[Start of section]
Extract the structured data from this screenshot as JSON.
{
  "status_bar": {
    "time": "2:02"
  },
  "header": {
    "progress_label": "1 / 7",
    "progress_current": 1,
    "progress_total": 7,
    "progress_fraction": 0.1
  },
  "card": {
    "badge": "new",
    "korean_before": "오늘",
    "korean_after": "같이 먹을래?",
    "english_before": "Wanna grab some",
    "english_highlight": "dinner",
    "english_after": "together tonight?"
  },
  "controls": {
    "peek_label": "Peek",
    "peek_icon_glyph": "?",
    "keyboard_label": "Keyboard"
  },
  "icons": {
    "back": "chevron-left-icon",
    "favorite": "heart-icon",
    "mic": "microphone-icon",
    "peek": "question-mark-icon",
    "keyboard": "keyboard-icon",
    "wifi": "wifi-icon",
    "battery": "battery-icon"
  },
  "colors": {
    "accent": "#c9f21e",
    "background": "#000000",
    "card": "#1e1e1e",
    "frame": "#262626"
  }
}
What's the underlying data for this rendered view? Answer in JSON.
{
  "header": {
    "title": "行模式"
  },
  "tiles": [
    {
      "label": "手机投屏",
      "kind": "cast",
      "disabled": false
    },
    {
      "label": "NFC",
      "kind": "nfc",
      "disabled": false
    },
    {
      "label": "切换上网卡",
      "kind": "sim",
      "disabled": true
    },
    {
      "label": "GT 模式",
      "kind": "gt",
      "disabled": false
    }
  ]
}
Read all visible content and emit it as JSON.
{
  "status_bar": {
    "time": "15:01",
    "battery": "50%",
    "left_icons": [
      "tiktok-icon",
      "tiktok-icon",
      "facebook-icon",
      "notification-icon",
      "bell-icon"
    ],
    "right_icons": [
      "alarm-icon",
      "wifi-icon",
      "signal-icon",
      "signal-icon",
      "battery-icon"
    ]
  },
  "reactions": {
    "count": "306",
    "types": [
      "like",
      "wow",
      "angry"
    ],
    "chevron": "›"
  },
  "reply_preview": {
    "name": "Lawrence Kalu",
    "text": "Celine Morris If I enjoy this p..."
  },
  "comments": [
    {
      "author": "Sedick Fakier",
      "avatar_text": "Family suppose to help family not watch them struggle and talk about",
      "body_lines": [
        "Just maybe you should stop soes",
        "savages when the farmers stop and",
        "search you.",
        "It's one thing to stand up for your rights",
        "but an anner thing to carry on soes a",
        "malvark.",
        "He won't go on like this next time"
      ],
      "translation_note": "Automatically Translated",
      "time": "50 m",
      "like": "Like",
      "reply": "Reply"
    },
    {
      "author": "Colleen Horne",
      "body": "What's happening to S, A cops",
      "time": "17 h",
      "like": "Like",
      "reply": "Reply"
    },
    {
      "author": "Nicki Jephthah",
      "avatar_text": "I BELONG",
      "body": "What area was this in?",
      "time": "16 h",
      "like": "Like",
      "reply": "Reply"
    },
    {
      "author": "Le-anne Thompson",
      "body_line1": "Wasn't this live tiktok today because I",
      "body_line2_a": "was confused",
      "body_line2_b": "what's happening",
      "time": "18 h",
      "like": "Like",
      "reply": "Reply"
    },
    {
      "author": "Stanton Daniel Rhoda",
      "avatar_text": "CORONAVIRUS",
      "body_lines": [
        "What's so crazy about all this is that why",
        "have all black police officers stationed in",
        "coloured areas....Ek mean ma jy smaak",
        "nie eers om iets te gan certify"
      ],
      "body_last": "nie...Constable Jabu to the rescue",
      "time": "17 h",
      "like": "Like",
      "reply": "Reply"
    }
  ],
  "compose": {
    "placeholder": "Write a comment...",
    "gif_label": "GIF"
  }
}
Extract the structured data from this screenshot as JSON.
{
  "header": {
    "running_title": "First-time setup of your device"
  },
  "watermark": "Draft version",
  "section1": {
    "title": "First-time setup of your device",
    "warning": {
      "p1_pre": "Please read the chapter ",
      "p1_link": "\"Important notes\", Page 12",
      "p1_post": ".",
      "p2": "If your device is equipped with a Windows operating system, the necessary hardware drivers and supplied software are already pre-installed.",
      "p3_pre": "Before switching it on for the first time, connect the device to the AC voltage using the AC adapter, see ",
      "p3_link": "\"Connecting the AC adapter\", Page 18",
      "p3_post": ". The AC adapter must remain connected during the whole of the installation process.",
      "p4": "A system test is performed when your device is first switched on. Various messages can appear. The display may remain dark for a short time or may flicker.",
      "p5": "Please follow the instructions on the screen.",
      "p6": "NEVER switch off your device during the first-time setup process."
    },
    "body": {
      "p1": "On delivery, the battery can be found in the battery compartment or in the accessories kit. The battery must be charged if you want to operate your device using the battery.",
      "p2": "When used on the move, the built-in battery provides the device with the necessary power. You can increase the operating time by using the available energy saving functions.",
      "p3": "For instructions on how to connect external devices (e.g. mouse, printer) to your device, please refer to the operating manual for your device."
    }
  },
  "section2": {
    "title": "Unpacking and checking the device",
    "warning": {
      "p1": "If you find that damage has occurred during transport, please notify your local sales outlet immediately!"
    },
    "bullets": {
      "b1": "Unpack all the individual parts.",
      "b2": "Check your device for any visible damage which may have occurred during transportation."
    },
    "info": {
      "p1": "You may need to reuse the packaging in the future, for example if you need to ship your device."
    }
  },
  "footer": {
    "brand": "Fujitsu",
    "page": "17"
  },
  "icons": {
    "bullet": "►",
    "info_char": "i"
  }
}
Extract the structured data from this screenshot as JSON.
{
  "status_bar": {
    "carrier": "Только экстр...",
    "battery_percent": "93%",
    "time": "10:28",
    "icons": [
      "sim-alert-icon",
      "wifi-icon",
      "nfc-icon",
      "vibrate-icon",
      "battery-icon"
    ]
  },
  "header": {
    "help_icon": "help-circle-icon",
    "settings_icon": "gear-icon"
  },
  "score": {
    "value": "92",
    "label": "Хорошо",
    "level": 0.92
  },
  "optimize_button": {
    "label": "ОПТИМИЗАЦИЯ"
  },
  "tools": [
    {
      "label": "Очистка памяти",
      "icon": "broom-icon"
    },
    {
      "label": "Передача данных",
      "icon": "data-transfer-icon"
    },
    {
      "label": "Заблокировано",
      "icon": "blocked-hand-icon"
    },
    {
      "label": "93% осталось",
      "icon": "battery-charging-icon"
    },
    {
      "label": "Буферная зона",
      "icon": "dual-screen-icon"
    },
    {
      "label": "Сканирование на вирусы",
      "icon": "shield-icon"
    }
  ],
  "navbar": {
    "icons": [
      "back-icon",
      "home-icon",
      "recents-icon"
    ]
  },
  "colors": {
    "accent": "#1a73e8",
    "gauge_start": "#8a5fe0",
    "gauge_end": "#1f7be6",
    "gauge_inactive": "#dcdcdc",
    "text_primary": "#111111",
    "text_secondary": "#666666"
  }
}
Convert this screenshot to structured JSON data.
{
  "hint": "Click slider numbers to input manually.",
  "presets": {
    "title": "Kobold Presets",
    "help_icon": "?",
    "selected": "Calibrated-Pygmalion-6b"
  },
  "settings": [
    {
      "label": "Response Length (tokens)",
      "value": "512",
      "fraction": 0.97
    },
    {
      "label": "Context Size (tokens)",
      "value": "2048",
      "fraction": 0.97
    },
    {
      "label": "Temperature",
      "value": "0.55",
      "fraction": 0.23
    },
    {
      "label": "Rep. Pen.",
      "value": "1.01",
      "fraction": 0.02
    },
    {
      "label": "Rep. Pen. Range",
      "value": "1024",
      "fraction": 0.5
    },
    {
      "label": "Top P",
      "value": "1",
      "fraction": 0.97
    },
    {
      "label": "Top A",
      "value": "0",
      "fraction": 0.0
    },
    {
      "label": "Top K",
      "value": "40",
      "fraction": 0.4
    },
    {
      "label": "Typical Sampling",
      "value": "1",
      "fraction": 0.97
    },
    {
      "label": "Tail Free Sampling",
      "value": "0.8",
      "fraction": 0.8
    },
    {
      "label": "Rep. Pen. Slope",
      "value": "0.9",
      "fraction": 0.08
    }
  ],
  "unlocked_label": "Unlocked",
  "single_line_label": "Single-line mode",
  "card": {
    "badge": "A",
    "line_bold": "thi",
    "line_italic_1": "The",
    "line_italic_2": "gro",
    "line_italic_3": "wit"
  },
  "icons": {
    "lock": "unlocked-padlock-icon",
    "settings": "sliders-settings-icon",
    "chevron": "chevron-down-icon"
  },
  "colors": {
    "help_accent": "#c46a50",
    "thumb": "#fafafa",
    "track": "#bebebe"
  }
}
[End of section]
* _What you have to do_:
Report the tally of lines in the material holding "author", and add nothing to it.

* _Answer box_:
5